### [Assignment]
Give the records again exactly, with every character kept.

### [Information supplied]
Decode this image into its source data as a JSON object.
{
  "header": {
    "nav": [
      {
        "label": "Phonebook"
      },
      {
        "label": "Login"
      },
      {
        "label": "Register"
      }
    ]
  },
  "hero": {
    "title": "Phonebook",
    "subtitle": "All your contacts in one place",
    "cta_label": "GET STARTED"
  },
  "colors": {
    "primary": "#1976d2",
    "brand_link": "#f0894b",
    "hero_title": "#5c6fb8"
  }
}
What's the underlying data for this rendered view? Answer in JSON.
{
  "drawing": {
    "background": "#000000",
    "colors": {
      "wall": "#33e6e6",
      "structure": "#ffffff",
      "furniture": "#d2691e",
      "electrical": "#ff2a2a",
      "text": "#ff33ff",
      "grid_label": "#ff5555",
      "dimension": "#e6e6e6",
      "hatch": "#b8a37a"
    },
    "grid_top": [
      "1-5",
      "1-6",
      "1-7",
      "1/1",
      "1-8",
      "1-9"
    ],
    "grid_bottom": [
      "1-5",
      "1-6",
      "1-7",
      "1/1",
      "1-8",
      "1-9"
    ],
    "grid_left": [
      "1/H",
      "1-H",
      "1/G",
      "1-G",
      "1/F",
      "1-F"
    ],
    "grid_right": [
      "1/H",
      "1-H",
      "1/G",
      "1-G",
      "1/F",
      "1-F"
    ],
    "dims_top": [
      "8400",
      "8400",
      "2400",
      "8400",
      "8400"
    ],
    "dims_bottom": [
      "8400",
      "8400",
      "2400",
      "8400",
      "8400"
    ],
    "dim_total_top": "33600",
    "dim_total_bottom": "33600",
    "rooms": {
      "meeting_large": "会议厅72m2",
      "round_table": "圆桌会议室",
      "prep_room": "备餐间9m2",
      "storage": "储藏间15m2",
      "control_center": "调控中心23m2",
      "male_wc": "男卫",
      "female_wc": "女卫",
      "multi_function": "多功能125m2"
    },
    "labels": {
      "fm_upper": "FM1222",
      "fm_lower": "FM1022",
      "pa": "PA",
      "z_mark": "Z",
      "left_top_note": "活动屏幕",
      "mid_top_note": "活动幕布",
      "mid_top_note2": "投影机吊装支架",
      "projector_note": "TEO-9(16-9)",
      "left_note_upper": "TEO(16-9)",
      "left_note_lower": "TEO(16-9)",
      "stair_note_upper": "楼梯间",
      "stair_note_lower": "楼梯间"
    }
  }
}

### [Exercise answer]
Decode this image into its source data as a JSON object.
{
  "header": {
    "nav": [
      {
        "label": "Phonebook"
      },
      {
        "label": "Login"
      },
      {
        "label": "Register"
      }
    ]
  },
  "hero": {
    "title": "Phonebook",
    "subtitle": "All your contacts in one place",
    "cta_label": "GET STARTED"
  },
  "colors": {
    "primary": "#1976d2",
    "brand_link": "#f0894b",
    "hero_title": "#5c6fb8"
  }
}
What's the underlying data for this rendered view? Answer in JSON.
{
  "drawing": {
    "background": "#000000",
    "colors": {
      "wall": "#33e6e6",
      "structure": "#ffffff",
      "furniture": "#d2691e",
      "electrical": "#ff2a2a",
      "text": "#ff33ff",
      "grid_label": "#ff5555",
      "dimension": "#e6e6e6",
      "hatch": "#b8a37a"
    },
    "grid_top": [
      "1-5",
      "1-6",
      "1-7",
      "1/1",
      "1-8",
      "1-9"
    ],
    "grid_bottom": [
      "1-5",
      "1-6",
      "1-7",
      "1/1",
      "1-8",
      "1-9"
    ],
    "grid_left": [
      "1/H",
      "1-H",
      "1/G",
      "1-G",
      "1/F",
      "1-F"
    ],
    "grid_right": [
      "1/H",
      "1-H",
      "1/G",
      "1-G",
      "1/F",
      "1-F"
    ],
    "dims_top": [
      "8400",
      "8400",
      "2400",
      "8400",
      "8400"
    ],
    "dims_bottom": [
      "8400",
      "8400",
      "2400",
      "8400",
      "8400"
    ],
    "dim_total_top": "33600",
    "dim_total_bottom": "33600",
    "rooms": {
      "meeting_large": "会议厅72m2",
      "round_table": "圆桌会议室",
      "prep_room": "备餐间9m2",
      "storage": "储藏间15m2",
      "control_center": "调控中心23m2",
      "male_wc": "男卫",
      "female_wc": "女卫",
      "multi_function": "多功能125m2"
    },
    "labels": {
      "fm_upper": "FM1222",
      "fm_lower": "FM1022",
      "pa": "PA",
      "z_mark": "Z",
      "left_top_note": "活动屏幕",
      "mid_top_note": "活动幕布",
      "mid_top_note2": "投影机吊装支架",
      "projector_note": "TEO-9(16-9)",
      "left_note_upper": "TEO(16-9)",
      "left_note_lower": "TEO(16-9)",
      "stair_note_upper": "楼梯间",
      "stair_note_lower": "楼梯间"
    }
  }
}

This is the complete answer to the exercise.